Flooding follows thunderstorms
Torrential downpours brought flooding to parts of the country today, as firefighters in storm-hit areas admitted they were "stretched" amid a strike by union members.
A number of homes and roads were flooded in south-east England after the Met Office issued a "yellow" warning for rain across eastern Britain.
The Environment Agency issued two flood warnings, meaning flooding is expected, while more than 20 flood alerts were in place across the Midlands, Anglia and the south of England.
Essex Fire and Rescue Service said it dealt with incidents including a house fire following a lightning strike, people stranded in vehicles stuck in flood water, cables arcing and hedgerow fires.
It came as Fire Brigades Union members went on strike from 5pm to 7pm tonight.
A spokesman for Essex Fire and Rescue Service said: "Firefighters are dealing with numerous flood and weather related calls across the county following thunder, lightning and heavy downpours.
"Canvey is one area particularly affected but calls have also included Southend, Harlow, Aveley, Ongar and Corringham, and resources are stretched."
Essex Police said properties in Canvey Island were flooded, while roads were blocked by flood water in Southend, Rayleigh, Castle Point, Wickford and Ramsden Heath.
The force urged motorists to avoid unnecessary journeys and drive with caution.
Southend University Hospital's accident and emergency department was temporarily closed due to flooding, the BBC reported. A site manager at the hospital refused to comment.
Flooding near Billericay meant that trains were unable to run between Shenfield and Southend Victoria and also between Wickford and Southminster, Network Rail said.
Norfolk Fire and Rescue Service said it had also dealt with a number of flood-related calls.
The EA issued flood warnings for the River Roach, Prittle Brook and Eastwood Brook in Southend, Essex, and for Spixworth Beck from Horsham St Faith to Crostwick in Norfolk.
Meanwhile, the Lambeth Country Show at Brockwell Park in Brixton, south London, was abandoned after torrential rain.
On Twitter, organisers wrote: "Sadly, we have had to close the event.

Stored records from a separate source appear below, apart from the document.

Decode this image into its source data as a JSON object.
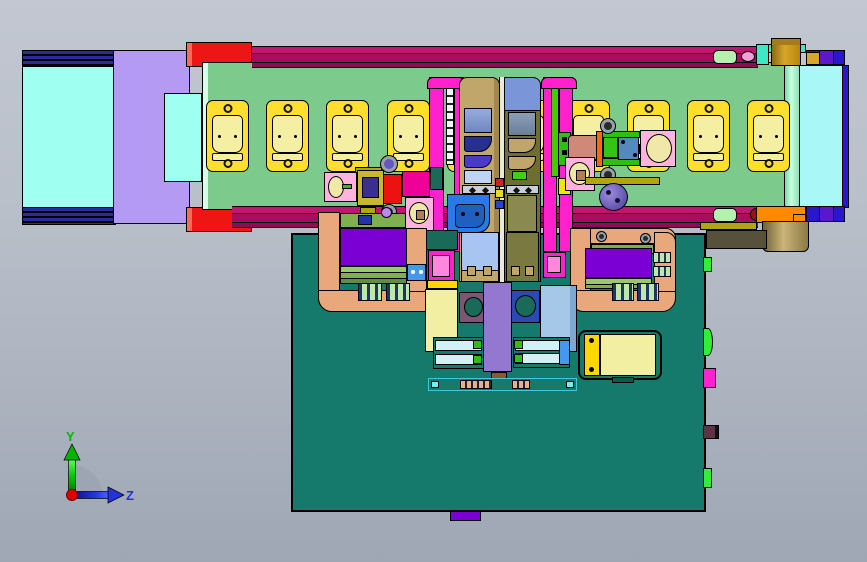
{
  "viewport_kind": "cad-front-view",
  "axis_triad": {
    "y_label": "Y",
    "z_label": "Z"
  },
  "conveyor": {
    "pallet_count": 10,
    "pallet_positions": [
      206,
      266,
      326,
      387,
      447,
      507,
      567,
      627,
      687,
      747
    ]
  },
  "palette": {
    "bgTop": "#C2C7D1",
    "bgBottom": "#9FA6B4",
    "railA": "#C01570",
    "railB": "#A80D5F",
    "railC": "#8E0D52",
    "redCap": "#EE1515",
    "redCapHi": "#FF6A5A",
    "feederBlue": "#2B2B9E",
    "feederBody": "#B49AF2",
    "feederCyan": "#9FFFF0",
    "bedGreen": "#7CCB8C",
    "bedEdge": "#D9FFE9",
    "mintRoller": "#9BEFC6",
    "outfeedCyan": "#A9F7F7",
    "barBlue": "#2A17CC",
    "barPurple": "#5A17CC",
    "tealBracket": "#3FE8C4",
    "gold": "#D7A62B",
    "goldDark": "#A67C1A",
    "brassDark": "#6E6237",
    "brassLight": "#CBB477",
    "brassMid": "#8A7A46",
    "oliveBlock": "#57513C",
    "orange": "#FF8A00",
    "oliveBar": "#B2A513",
    "baseTeal": "#157A6B",
    "peach": "#E8A87C",
    "purpleRect": "#7A00D4",
    "deckGreen": "#7FAF4F",
    "deckGreenHi": "#9CC86A",
    "deckGreenLo": "#5F8F3F",
    "combPale": "#BCE8A8",
    "combSlot": "#223366",
    "towerTan": "#C0A66B",
    "towerTanDk": "#A08850",
    "towerOlive": "#6E6E30",
    "towerBlueTop": "#7B96D8",
    "winBlueA": "#97ACDE",
    "winBlueB": "#6F87C2",
    "winGrayA": "#8C9FB8",
    "winGrayB": "#6B7E98",
    "navy": "#26308F",
    "indigo": "#4A3ACB",
    "paleBlue": "#BFD4F2",
    "diamondBg": "#C9CFD8",
    "brightBlue": "#2979E8",
    "brightBlueDk": "#1E5FC0",
    "panelBlue": "#A8C4F0",
    "rtPanelLow": "#8A8A50",
    "rtPanelFeet": "#7A7A40",
    "midStrip": "#E8E8DC",
    "magenta": "#FF22CC",
    "pinkInner": "#FF88DD",
    "lime": "#44CC00",
    "limeBlob": "#33EE33",
    "pinkPanel": "#FFB3DE",
    "circlePale": "#F0E8A8",
    "redBlock": "#EE1111",
    "navySquare": "#3A2F90",
    "magentaBlock": "#EE0099",
    "salmon": "#D08878",
    "orangeBar": "#FF6A00",
    "greenBright": "#2FBF10",
    "greenSq": "#35C315",
    "steelBlue": "#5588BB",
    "rodGray": "#9AA2B2",
    "screwGray": "#98A0AA",
    "motorBlob": "#6656C0",
    "oliveBlockSm": "#C8B830",
    "tealDark": "#1A6A5A",
    "blueConn": "#4499EE",
    "yellow": "#FFD700",
    "paleYellow": "#F2EFA2",
    "mauve": "#7D5575",
    "navySq2": "#2B49B0",
    "pillarPurple": "#9477CE",
    "brown": "#8B5A2B",
    "slabBlue": "#A6C8E8",
    "slabBlueDk": "#7FA8D0",
    "cylCyan": "#D5F0F4",
    "railStripCyan": "#40C8D8",
    "peachSeg": "#E8B088",
    "maroonKnob": "#5E3344",
    "plateYellow": "#FFDF2E",
    "plateInner": "#F5EFA4",
    "axisGreen": "#00C800",
    "axisBlue": "#2233DD",
    "axisRed": "#E00000",
    "axisLabelY": "#00BB00",
    "axisLabelZ": "#2233DD",
    "arcGray": "#98A1AD"
  }
}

We thank you for coming this weekend but ask, could you leave the park in a sensible manner."
John Curtin, the EA's director of incident management and resilience, said: "As we've seen over the past two days, flooding can happen very quickly so we urge people to continue to check local weather forecasts and the Environment Agency website for flood risk information on a regular basis.

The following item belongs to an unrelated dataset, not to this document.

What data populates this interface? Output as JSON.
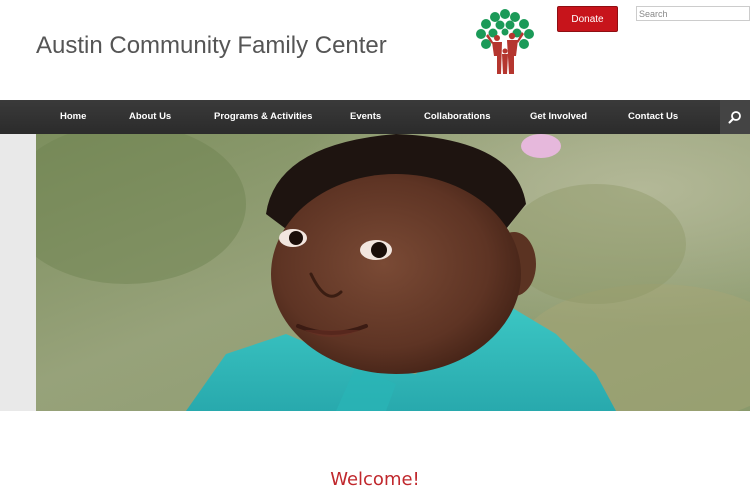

"We will continue monitoring the situation closely and supporting local authorities, who will respond to any reports of surface water flooding."
Temperatures are likely to soar again next week, with the mercury possibly topping 30C (86F) for a three-day spell from Wednesday.
But the heat is again likely to bring with it the risk of heavy showers and thunderstorms, especially in the South, on Wednesday and Thursday.
Gemma Prebble, a forecaster with MeteoGroup, said: "By Tuesday there will be highs of 28C (82.4F) in the South East and on Wednesday, Thursday and Friday it will possibly be up to 30C (86F) in the South East."
Essex Police said flood-hit residents in Canvey Island were suffering "further anguish" because some motorists were driving too quickly and causing waves of water to enter homes.
Supt Stuart Ashton said: "We have 4x4 vehicles on the island and are closing as many roads as possible, but the scale of the flooding is over a huge area.
"The fire brigade have four appliances and the Environment Agency are on scene. The water levels are falling and I urge residents to avoid car journeys for as long as possible to allow water to fall.
"Some irresponsible drivers are causing misery to residents as they drive too fast through flood water, which is causing further water to enter their homes.
"Slow down, observe road closures and be patient."